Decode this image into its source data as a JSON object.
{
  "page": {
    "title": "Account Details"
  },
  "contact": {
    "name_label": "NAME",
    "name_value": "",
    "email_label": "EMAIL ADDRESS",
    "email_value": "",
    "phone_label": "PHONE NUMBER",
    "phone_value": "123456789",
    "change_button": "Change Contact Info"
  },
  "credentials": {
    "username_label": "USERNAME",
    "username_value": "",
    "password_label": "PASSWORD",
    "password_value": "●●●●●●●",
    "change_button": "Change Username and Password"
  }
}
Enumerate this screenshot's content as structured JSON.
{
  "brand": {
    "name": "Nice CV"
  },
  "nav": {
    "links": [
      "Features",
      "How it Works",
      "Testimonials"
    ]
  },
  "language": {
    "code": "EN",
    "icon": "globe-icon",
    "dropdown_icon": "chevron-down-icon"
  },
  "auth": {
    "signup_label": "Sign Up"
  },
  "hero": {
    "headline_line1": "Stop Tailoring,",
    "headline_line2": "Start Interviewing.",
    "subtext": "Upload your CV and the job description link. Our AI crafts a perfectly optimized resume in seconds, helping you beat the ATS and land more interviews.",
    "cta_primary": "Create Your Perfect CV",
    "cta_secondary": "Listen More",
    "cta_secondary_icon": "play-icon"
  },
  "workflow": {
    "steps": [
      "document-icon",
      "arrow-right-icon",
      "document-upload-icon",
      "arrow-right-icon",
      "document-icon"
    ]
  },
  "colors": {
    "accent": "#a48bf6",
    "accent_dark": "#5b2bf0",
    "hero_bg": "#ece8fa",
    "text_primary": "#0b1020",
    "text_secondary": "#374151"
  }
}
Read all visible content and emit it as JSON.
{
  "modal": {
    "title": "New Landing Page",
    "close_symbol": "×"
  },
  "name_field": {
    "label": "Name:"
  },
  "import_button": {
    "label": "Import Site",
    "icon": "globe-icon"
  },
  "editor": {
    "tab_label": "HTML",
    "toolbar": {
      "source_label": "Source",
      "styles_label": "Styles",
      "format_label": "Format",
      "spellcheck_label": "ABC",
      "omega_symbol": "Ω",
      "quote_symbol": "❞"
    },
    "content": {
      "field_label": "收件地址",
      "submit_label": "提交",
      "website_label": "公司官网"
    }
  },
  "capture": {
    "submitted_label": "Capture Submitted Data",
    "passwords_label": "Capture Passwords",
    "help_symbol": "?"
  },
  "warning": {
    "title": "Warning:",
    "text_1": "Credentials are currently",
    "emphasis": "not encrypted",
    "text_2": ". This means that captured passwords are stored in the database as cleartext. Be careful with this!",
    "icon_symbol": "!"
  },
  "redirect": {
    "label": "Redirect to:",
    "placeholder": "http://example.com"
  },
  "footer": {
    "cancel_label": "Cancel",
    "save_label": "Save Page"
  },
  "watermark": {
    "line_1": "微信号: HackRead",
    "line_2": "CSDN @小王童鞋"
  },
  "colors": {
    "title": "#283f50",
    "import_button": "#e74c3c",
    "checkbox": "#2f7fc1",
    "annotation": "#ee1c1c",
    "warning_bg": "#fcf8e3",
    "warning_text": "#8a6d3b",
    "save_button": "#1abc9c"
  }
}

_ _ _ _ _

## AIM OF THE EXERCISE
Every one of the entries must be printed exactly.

## WRITTEN ANSWER
Decode this image into its source data as a JSON object.
{
  "page": {
    "title": "Account Details"
  },
  "contact": {
    "name_label": "NAME",
    "name_value": "",
    "email_label": "EMAIL ADDRESS",
    "email_value": "",
    "phone_label": "PHONE NUMBER",
    "phone_value": "123456789",
    "change_button": "Change Contact Info"
  },
  "credentials": {
    "username_label": "USERNAME",
    "username_value": "",
    "password_label": "PASSWORD",
    "password_value": "●●●●●●●",
    "change_button": "Change Username and Password"
  }
}
Enumerate this screenshot's content as structured JSON.
{
  "brand": {
    "name": "Nice CV"
  },
  "nav": {
    "links": [
      "Features",
      "How it Works",
      "Testimonials"
    ]
  },
  "language": {
    "code": "EN",
    "icon": "globe-icon",
    "dropdown_icon": "chevron-down-icon"
  },
  "auth": {
    "signup_label": "Sign Up"
  },
  "hero": {
    "headline_line1": "Stop Tailoring,",
    "headline_line2": "Start Interviewing.",
    "subtext": "Upload your CV and the job description link. Our AI crafts a perfectly optimized resume in seconds, helping you beat the ATS and land more interviews.",
    "cta_primary": "Create Your Perfect CV",
    "cta_secondary": "Listen More",
    "cta_secondary_icon": "play-icon"
  },
  "workflow": {
    "steps": [
      "document-icon",
      "arrow-right-icon",
      "document-upload-icon",
      "arrow-right-icon",
      "document-icon"
    ]
  },
  "colors": {
    "accent": "#a48bf6",
    "accent_dark": "#5b2bf0",
    "hero_bg": "#ece8fa",
    "text_primary": "#0b1020",
    "text_secondary": "#374151"
  }
}
Read all visible content and emit it as JSON.
{
  "modal": {
    "title": "New Landing Page",
    "close_symbol": "×"
  },
  "name_field": {
    "label": "Name:"
  },
  "import_button": {
    "label": "Import Site",
    "icon": "globe-icon"
  },
  "editor": {
    "tab_label": "HTML",
    "toolbar": {
      "source_label": "Source",
      "styles_label": "Styles",
      "format_label": "Format",
      "spellcheck_label": "ABC",
      "omega_symbol": "Ω",
      "quote_symbol": "❞"
    },
    "content": {
      "field_label": "收件地址",
      "submit_label": "提交",
      "website_label": "公司官网"
    }
  },
  "capture": {
    "submitted_label": "Capture Submitted Data",
    "passwords_label": "Capture Passwords",
    "help_symbol": "?"
  },
  "warning": {
    "title": "Warning:",
    "text_1": "Credentials are currently",
    "emphasis": "not encrypted",
    "text_2": ". This means that captured passwords are stored in the database as cleartext. Be careful with this!",
    "icon_symbol": "!"
  },
  "redirect": {
    "label": "Redirect to:",
    "placeholder": "http://example.com"
  },
  "footer": {
    "cancel_label": "Cancel",
    "save_label": "Save Page"
  },
  "watermark": {
    "line_1": "微信号: HackRead",
    "line_2": "CSDN @小王童鞋"
  },
  "colors": {
    "title": "#283f50",
    "import_button": "#e74c3c",
    "checkbox": "#2f7fc1",
    "annotation": "#ee1c1c",
    "warning_bg": "#fcf8e3",
    "warning_text": "#8a6d3b",
    "save_button": "#1abc9c"
  }
}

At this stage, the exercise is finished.